Celiac disease can affect people of all ages. Generally, those that have family members with Celiac disease are more likely to contract the disease themselves. Women tend to be affected more commonly than men. Those with Celiac disease are more likely to have autoimmune disorders, downs syndrome, lactose intolerance, thyroid disease, and type one diabetes.
Symptoms of Celiac disease vary between individuals which can make it difficult to diagnose. Gastrointestinal symptoms include abdominal pain, constipation, decreased appetite, diarrhea, nausea or vomiting, and unexplained weight loss. Because the intestines are not absorbing key vitamins and minerals, additional symptoms like depression, fatigue, anxiety, muscle cramps, joint pain, hair loss and missed menstrual periods can arise over time.
If the disease is suspected, doctors can order antibody screens to test for antitissue transglutaminase antibodies (tTGA), which if present, can be...
The hCG diet, which entails injecting a pregnancy hormone in an effort to reduce weight, has been around since the 1950s, however it is garnering a lot of attention lately.

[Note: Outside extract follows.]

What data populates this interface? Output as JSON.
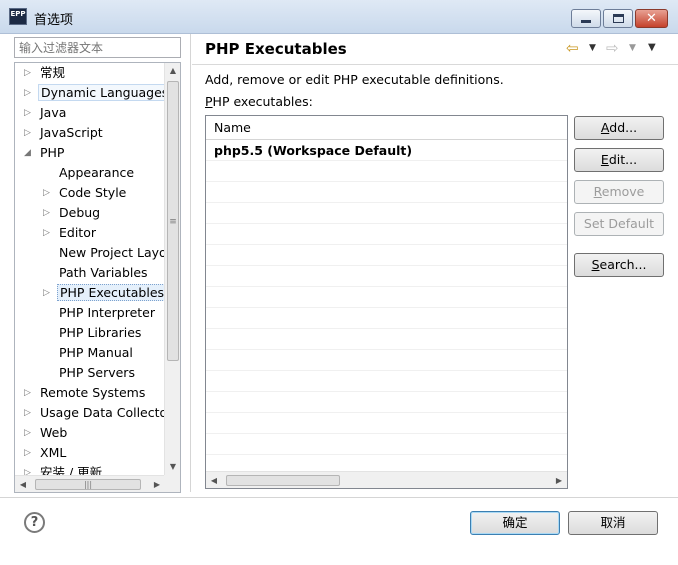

HCG, which is also known as human chorionic gonadotropin is a hormone produced by pregnant women that makes fat in the body available to provide nourishment to the fetus. Once a woman becomes pregnant fat from areas like the thighs, abdomen, hips and buttocks is released due to the presence of hCG. The fat is then directed to the fetus. How this is related to weight loss is a good question. Dieters can either administer daily injections or take oral drops of the hormone hoping for results such as leaner hips, thighs, and stomachs. The diet claims to be able to reduce weight by up to two pounds a day. the 1930s, the hormone was found to be gonadotropic, meaning that it promotes genital development. It was soon administered to young males that faced a delay in adolescence due to pituitary gland disorders. Dr. A.T.W. Simeons discovered during this time that the young men who were prescribed hCG were able to eat significantly less without feeling any accompanying hunger pains. This is where the caveat arises – dieters are restricted to eating five hundred calories a day, which is one third the recommended daily caloric intake for the average inactive female. Simeons’ discovery of hCG’s ability to suppress appetite led him to create a weight loss program centered on the...